With the second panel – moderated by Dr Balazs Apor of TCD – we moved on from the issues of memory and identity to those of lived experience, through the theme: ‘the Human Legacies of Dayton.’ The first contribution was delivered by Dr Bronagh Ćatibušić and discussed the Bosnian community in Ireland within a post-Dayton Context.  This was followed by a personal account of experiences within the Bosnian community in Ireland delivered by Mr Mirza Ćatibušić, a native of Sarajevo who came to Ireland as a refugee from the conflict.  The final panel contribution was delivered by Ms Elmaja Bavčić, a feminist and activist with the Sarajevo Open Centre. 

The final panel of the day, moderated by Dr Ian Speller of Maynooth, examined broader geopolitical and constitutional aspects of the post-Dayton context.  The first contribution was delivered by Prof Adam Fagan of Queen Mary University London, and examined the manner in which the international community has engaged with Bosnia since the Dayton Agreement. Dr. Soeren Keil, of Canterbury Christ Church University then presented an analysis of the legal precedents of the Sejdić-Finci judgment and their implications for the scope of ethno-national belonging in post-Dayton Bosnia.  The panel then moved on to discuss the EU Enlargement Process in Bosnia, with an assessment of its prospects in the wake of the Dayton Agreement delivered by Prof John O’Brennan of Maynooth.  Valerie Hopkins, a Kosovo-based journalist with the Balkan Investigative Reporting Network, then looked at Bosnia from the perspective of organised crime and corruption. The final contribution, delivered by Dr Eric Gordy of University College London, examined the persistent prevalence of informal institutions in Bosnia and the Western Balkans as well as their causes and consequences

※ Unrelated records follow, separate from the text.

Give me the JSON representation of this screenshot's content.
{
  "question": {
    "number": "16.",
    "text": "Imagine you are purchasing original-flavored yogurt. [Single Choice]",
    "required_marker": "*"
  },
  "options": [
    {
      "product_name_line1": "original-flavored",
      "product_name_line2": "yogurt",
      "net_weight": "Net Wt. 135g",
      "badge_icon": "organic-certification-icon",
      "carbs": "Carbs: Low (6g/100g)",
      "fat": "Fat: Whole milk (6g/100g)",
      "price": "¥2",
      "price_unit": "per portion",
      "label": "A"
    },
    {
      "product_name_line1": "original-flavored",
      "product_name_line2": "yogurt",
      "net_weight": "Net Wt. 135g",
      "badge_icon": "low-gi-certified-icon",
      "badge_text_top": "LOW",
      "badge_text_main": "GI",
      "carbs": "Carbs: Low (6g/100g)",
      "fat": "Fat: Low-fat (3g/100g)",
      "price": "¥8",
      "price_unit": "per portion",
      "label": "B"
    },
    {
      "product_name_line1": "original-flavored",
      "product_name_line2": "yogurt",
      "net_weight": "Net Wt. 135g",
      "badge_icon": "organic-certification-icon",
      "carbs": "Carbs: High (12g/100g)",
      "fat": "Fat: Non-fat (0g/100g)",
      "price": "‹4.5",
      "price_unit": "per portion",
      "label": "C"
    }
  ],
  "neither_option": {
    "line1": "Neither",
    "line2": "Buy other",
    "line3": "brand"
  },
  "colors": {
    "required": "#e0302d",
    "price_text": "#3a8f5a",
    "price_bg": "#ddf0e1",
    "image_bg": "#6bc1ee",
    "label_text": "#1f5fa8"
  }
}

The event closed with a keynote address delivered by Ed Vulliamy, veteran war correspondent with the Guardian and Observer, and moderated by Peter Murtagh, Senior Reporter with the Irish Times.  In his address, Ed Vulliamy spoke of his personal first-hand encounters and experiences reporting from Bosnia in the mid-1990’s, but also gave his assessment – which bordered upon indictment – of the terms of the Dayton settlement and their largely detrimental implications for Bosnian society.  On this pessimistic yet poignant note, a fulfilling day of discussion and critique was wrapped up.  We would like to sincerely thank all those who contributed to and participated in this conference, for making the event as enlightening and thought-provoking as it was.